DATA EXTRACTS below:
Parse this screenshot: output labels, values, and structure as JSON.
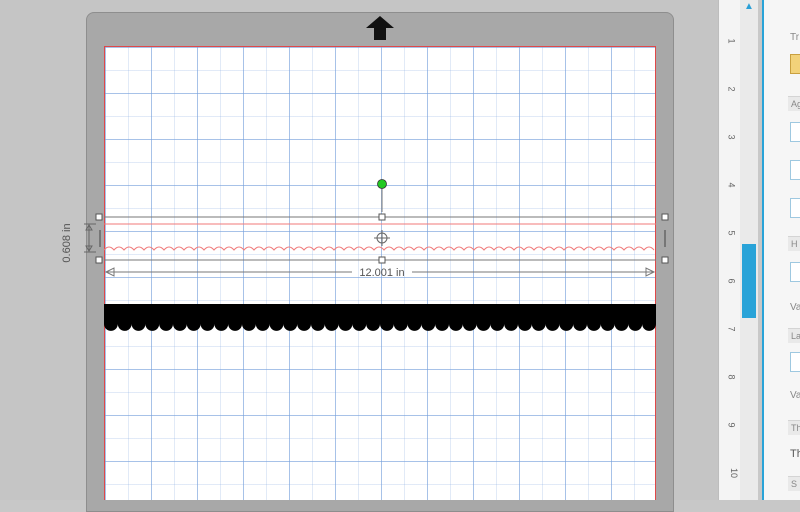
{
  "canvas": {
    "height_dimension": "0.608 in",
    "width_dimension": "12.001 in"
  },
  "ruler": {
    "numbers": [
      "1",
      "2",
      "3",
      "4",
      "5",
      "6",
      "7",
      "8",
      "9",
      "10"
    ]
  },
  "panel": {
    "tab_label": "Tr",
    "section_align": "Ag",
    "section_h": "H",
    "section_v_label": "Va",
    "section_la": "La",
    "section_va2": "Va",
    "section_th": "Th",
    "th_text": "Th",
    "section_s": "S"
  },
  "icons": {
    "feed_arrow": "arrow-up-icon",
    "rotation_handle": "rotate-handle-icon",
    "move_handle": "move-crosshair-icon",
    "scroll_up": "chevron-up-icon"
  },
  "colors": {
    "accent": "#29a3d8",
    "cut_line": "#e04848",
    "rotate_handle": "#22c922",
    "border_shape": "#000000"
  }
}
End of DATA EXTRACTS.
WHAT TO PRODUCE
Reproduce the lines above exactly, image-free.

TASK RESULT
Parse this screenshot: output labels, values, and structure as JSON.
{
  "canvas": {
    "height_dimension": "0.608 in",
    "width_dimension": "12.001 in"
  },
  "ruler": {
    "numbers": [
      "1",
      "2",
      "3",
      "4",
      "5",
      "6",
      "7",
      "8",
      "9",
      "10"
    ]
  },
  "panel": {
    "tab_label": "Tr",
    "section_align": "Ag",
    "section_h": "H",
    "section_v_label": "Va",
    "section_la": "La",
    "section_va2": "Va",
    "section_th": "Th",
    "th_text": "Th",
    "section_s": "S"
  },
  "icons": {
    "feed_arrow": "arrow-up-icon",
    "rotation_handle": "rotate-handle-icon",
    "move_handle": "move-crosshair-icon",
    "scroll_up": "chevron-up-icon"
  },
  "colors": {
    "accent": "#29a3d8",
    "cut_line": "#e04848",
    "rotate_handle": "#22c922",
    "border_shape": "#000000"
  }
}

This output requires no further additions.